*** Opening of Data excerpts ***

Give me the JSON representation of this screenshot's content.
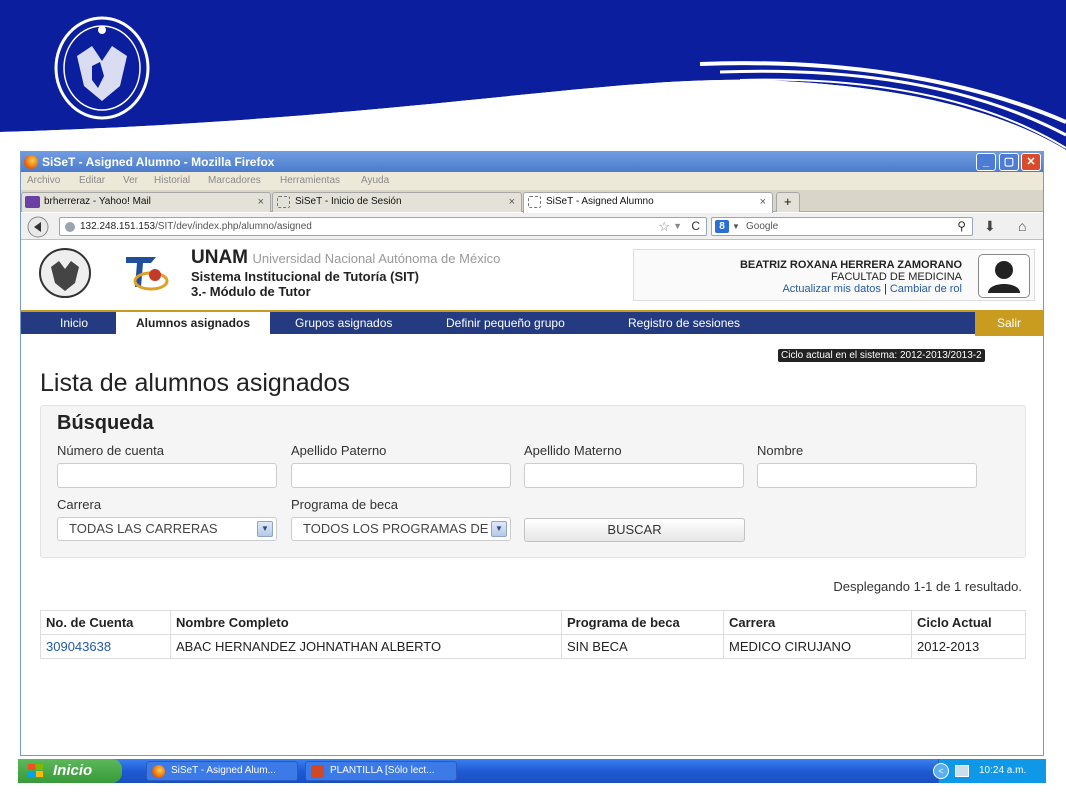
{
  "window": {
    "title": "SiSeT - Asigned Alumno - Mozilla Firefox",
    "controls": [
      "_",
      "▢",
      "✕"
    ]
  },
  "menu": [
    "Archivo",
    "Editar",
    "Ver",
    "Historial",
    "Marcadores",
    "Herramientas",
    "Ayuda"
  ],
  "tabs": [
    {
      "label": "brherreraz - Yahoo! Mail",
      "close": "×"
    },
    {
      "label": "SiSeT - Inicio de Sesión",
      "close": "×"
    },
    {
      "label": "SiSeT - Asigned Alumno",
      "close": "×"
    }
  ],
  "new_tab": "+",
  "address": {
    "url_host": "132.248.151.153",
    "url_path": "/SIT/dev/index.php/alumno/asigned"
  },
  "search": {
    "placeholder": "Google"
  },
  "site": {
    "unam": "UNAM",
    "unam_full": "Universidad Nacional Autónoma de México",
    "system": "Sistema Institucional de Tutoría (SIT)",
    "module": "3.- Módulo de Tutor",
    "user_name": "BEATRIZ ROXANA HERRERA ZAMORANO",
    "faculty": "FACULTAD DE MEDICINA",
    "update_link": "Actualizar mis datos",
    "separator": "|",
    "role_link": "Cambiar de rol"
  },
  "nav": {
    "items": [
      "Inicio",
      "Alumnos asignados",
      "Grupos asignados",
      "Definir pequeño grupo",
      "Registro de sesiones"
    ],
    "logout": "Salir"
  },
  "cycle_badge": "Ciclo actual en el sistema: 2012-2013/2013-2",
  "page_title": "Lista de alumnos asignados",
  "search_panel": {
    "heading": "Búsqueda",
    "fields": {
      "cuenta": "Número de cuenta",
      "paterno": "Apellido Paterno",
      "materno": "Apellido Materno",
      "nombre": "Nombre",
      "carrera": "Carrera",
      "beca": "Programa de beca"
    },
    "carrera_value": "TODAS LAS CARRERAS",
    "beca_value": "TODOS LOS PROGRAMAS DE",
    "button": "BUSCAR"
  },
  "results_summary": "Desplegando 1-1 de 1 resultado.",
  "table": {
    "headers": [
      "No. de Cuenta",
      "Nombre Completo",
      "Programa de beca",
      "Carrera",
      "Ciclo Actual"
    ],
    "rows": [
      [
        "309043638",
        "ABAC HERNANDEZ JOHNATHAN ALBERTO",
        "SIN BECA",
        "MEDICO CIRUJANO",
        "2012-2013"
      ]
    ]
  },
  "taskbar": {
    "start": "Inicio",
    "buttons": [
      "SiSeT - Asigned Alum...",
      "PLANTILLA [Sólo lect..."
    ],
    "clock": "10:24 a.m."
  },
  "colors": {
    "slide_blue": "#0a1e9e",
    "nav_blue": "#243b82",
    "gold": "#c99b1e",
    "link": "#245aa5"
  }
}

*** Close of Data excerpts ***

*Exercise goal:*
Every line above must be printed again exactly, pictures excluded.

*Task answer:*
Give me the JSON representation of this screenshot's content.
{
  "window": {
    "title": "SiSeT - Asigned Alumno - Mozilla Firefox",
    "controls": [
      "_",
      "▢",
      "✕"
    ]
  },
  "menu": [
    "Archivo",
    "Editar",
    "Ver",
    "Historial",
    "Marcadores",
    "Herramientas",
    "Ayuda"
  ],
  "tabs": [
    {
      "label": "brherreraz - Yahoo! Mail",
      "close": "×"
    },
    {
      "label": "SiSeT - Inicio de Sesión",
      "close": "×"
    },
    {
      "label": "SiSeT - Asigned Alumno",
      "close": "×"
    }
  ],
  "new_tab": "+",
  "address": {
    "url_host": "132.248.151.153",
    "url_path": "/SIT/dev/index.php/alumno/asigned"
  },
  "search": {
    "placeholder": "Google"
  },
  "site": {
    "unam": "UNAM",
    "unam_full": "Universidad Nacional Autónoma de México",
    "system": "Sistema Institucional de Tutoría (SIT)",
    "module": "3.- Módulo de Tutor",
    "user_name": "BEATRIZ ROXANA HERRERA ZAMORANO",
    "faculty": "FACULTAD DE MEDICINA",
    "update_link": "Actualizar mis datos",
    "separator": "|",
    "role_link": "Cambiar de rol"
  },
  "nav": {
    "items": [
      "Inicio",
      "Alumnos asignados",
      "Grupos asignados",
      "Definir pequeño grupo",
      "Registro de sesiones"
    ],
    "logout": "Salir"
  },
  "cycle_badge": "Ciclo actual en el sistema: 2012-2013/2013-2",
  "page_title": "Lista de alumnos asignados",
  "search_panel": {
    "heading": "Búsqueda",
    "fields": {
      "cuenta": "Número de cuenta",
      "paterno": "Apellido Paterno",
      "materno": "Apellido Materno",
      "nombre": "Nombre",
      "carrera": "Carrera",
      "beca": "Programa de beca"
    },
    "carrera_value": "TODAS LAS CARRERAS",
    "beca_value": "TODOS LOS PROGRAMAS DE",
    "button": "BUSCAR"
  },
  "results_summary": "Desplegando 1-1 de 1 resultado.",
  "table": {
    "headers": [
      "No. de Cuenta",
      "Nombre Completo",
      "Programa de beca",
      "Carrera",
      "Ciclo Actual"
    ],
    "rows": [
      [
        "309043638",
        "ABAC HERNANDEZ JOHNATHAN ALBERTO",
        "SIN BECA",
        "MEDICO CIRUJANO",
        "2012-2013"
      ]
    ]
  },
  "taskbar": {
    "start": "Inicio",
    "buttons": [
      "SiSeT - Asigned Alum...",
      "PLANTILLA [Sólo lect..."
    ],
    "clock": "10:24 a.m."
  },
  "colors": {
    "slide_blue": "#0a1e9e",
    "nav_blue": "#243b82",
    "gold": "#c99b1e",
    "link": "#245aa5"
  }
}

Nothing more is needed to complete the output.